:: Given records ::
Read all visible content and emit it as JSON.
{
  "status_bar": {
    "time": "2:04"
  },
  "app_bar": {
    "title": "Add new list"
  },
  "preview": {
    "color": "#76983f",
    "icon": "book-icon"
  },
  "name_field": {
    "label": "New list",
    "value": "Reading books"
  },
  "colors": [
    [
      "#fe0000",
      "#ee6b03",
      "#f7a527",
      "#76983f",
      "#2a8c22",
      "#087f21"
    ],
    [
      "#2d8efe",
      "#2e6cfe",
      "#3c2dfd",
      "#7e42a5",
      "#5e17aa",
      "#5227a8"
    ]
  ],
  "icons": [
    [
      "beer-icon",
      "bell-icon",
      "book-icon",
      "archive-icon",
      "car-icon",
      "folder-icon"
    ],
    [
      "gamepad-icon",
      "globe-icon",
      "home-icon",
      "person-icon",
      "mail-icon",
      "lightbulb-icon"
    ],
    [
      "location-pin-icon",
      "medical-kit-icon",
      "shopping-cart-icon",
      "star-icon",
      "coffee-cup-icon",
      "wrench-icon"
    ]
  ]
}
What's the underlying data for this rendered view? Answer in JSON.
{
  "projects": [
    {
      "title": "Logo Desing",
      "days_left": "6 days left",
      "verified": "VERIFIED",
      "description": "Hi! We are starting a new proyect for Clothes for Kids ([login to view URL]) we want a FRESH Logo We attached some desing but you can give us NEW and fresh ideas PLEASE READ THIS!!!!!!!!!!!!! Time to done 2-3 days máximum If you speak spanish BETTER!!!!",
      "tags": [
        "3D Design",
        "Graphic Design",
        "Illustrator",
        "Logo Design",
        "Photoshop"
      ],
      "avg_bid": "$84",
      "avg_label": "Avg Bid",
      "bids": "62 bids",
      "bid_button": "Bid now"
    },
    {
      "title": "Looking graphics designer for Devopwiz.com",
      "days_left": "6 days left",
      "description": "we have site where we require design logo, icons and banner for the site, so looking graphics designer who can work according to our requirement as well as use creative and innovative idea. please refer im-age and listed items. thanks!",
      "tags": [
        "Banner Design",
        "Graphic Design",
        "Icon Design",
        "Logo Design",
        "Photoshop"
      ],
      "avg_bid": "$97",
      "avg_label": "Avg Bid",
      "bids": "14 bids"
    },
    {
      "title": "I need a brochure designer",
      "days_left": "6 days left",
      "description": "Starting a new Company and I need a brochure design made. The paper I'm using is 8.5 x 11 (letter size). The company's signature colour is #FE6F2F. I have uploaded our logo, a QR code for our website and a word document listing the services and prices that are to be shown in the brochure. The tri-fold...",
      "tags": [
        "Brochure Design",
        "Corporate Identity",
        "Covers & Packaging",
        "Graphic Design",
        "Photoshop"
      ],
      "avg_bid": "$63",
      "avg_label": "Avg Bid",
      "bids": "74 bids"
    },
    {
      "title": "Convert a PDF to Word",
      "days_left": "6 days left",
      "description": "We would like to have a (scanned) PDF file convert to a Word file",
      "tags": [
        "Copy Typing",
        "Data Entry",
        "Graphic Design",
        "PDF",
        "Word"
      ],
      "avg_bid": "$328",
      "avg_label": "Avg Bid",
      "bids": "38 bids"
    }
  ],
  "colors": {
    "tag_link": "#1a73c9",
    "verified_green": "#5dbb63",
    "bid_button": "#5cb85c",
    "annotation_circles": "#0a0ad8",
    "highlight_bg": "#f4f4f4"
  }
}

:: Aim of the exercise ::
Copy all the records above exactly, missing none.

:: Result of the task ::
Read all visible content and emit it as JSON.
{
  "status_bar": {
    "time": "2:04"
  },
  "app_bar": {
    "title": "Add new list"
  },
  "preview": {
    "color": "#76983f",
    "icon": "book-icon"
  },
  "name_field": {
    "label": "New list",
    "value": "Reading books"
  },
  "colors": [
    [
      "#fe0000",
      "#ee6b03",
      "#f7a527",
      "#76983f",
      "#2a8c22",
      "#087f21"
    ],
    [
      "#2d8efe",
      "#2e6cfe",
      "#3c2dfd",
      "#7e42a5",
      "#5e17aa",
      "#5227a8"
    ]
  ],
  "icons": [
    [
      "beer-icon",
      "bell-icon",
      "book-icon",
      "archive-icon",
      "car-icon",
      "folder-icon"
    ],
    [
      "gamepad-icon",
      "globe-icon",
      "home-icon",
      "person-icon",
      "mail-icon",
      "lightbulb-icon"
    ],
    [
      "location-pin-icon",
      "medical-kit-icon",
      "shopping-cart-icon",
      "star-icon",
      "coffee-cup-icon",
      "wrench-icon"
    ]
  ]
}
What's the underlying data for this rendered view? Answer in JSON.
{
  "projects": [
    {
      "title": "Logo Desing",
      "days_left": "6 days left",
      "verified": "VERIFIED",
      "description": "Hi! We are starting a new proyect for Clothes for Kids ([login to view URL]) we want a FRESH Logo We attached some desing but you can give us NEW and fresh ideas PLEASE READ THIS!!!!!!!!!!!!! Time to done 2-3 days máximum If you speak spanish BETTER!!!!",
      "tags": [
        "3D Design",
        "Graphic Design",
        "Illustrator",
        "Logo Design",
        "Photoshop"
      ],
      "avg_bid": "$84",
      "avg_label": "Avg Bid",
      "bids": "62 bids",
      "bid_button": "Bid now"
    },
    {
      "title": "Looking graphics designer for Devopwiz.com",
      "days_left": "6 days left",
      "description": "we have site where we require design logo, icons and banner for the site, so looking graphics designer who can work according to our requirement as well as use creative and innovative idea. please refer im-age and listed items. thanks!",
      "tags": [
        "Banner Design",
        "Graphic Design",
        "Icon Design",
        "Logo Design",
        "Photoshop"
      ],
      "avg_bid": "$97",
      "avg_label": "Avg Bid",
      "bids": "14 bids"
    },
    {
      "title": "I need a brochure designer",
      "days_left": "6 days left",
      "description": "Starting a new Company and I need a brochure design made. The paper I'm using is 8.5 x 11 (letter size). The company's signature colour is #FE6F2F. I have uploaded our logo, a QR code for our website and a word document listing the services and prices that are to be shown in the brochure. The tri-fold...",
      "tags": [
        "Brochure Design",
        "Corporate Identity",
        "Covers & Packaging",
        "Graphic Design",
        "Photoshop"
      ],
      "avg_bid": "$63",
      "avg_label": "Avg Bid",
      "bids": "74 bids"
    },
    {
      "title": "Convert a PDF to Word",
      "days_left": "6 days left",
      "description": "We would like to have a (scanned) PDF file convert to a Word file",
      "tags": [
        "Copy Typing",
        "Data Entry",
        "Graphic Design",
        "PDF",
        "Word"
      ],
      "avg_bid": "$328",
      "avg_label": "Avg Bid",
      "bids": "38 bids"
    }
  ],
  "colors": {
    "tag_link": "#1a73c9",
    "verified_green": "#5dbb63",
    "bid_button": "#5cb85c",
    "annotation_circles": "#0a0ad8",
    "highlight_bg": "#f4f4f4"
  }
}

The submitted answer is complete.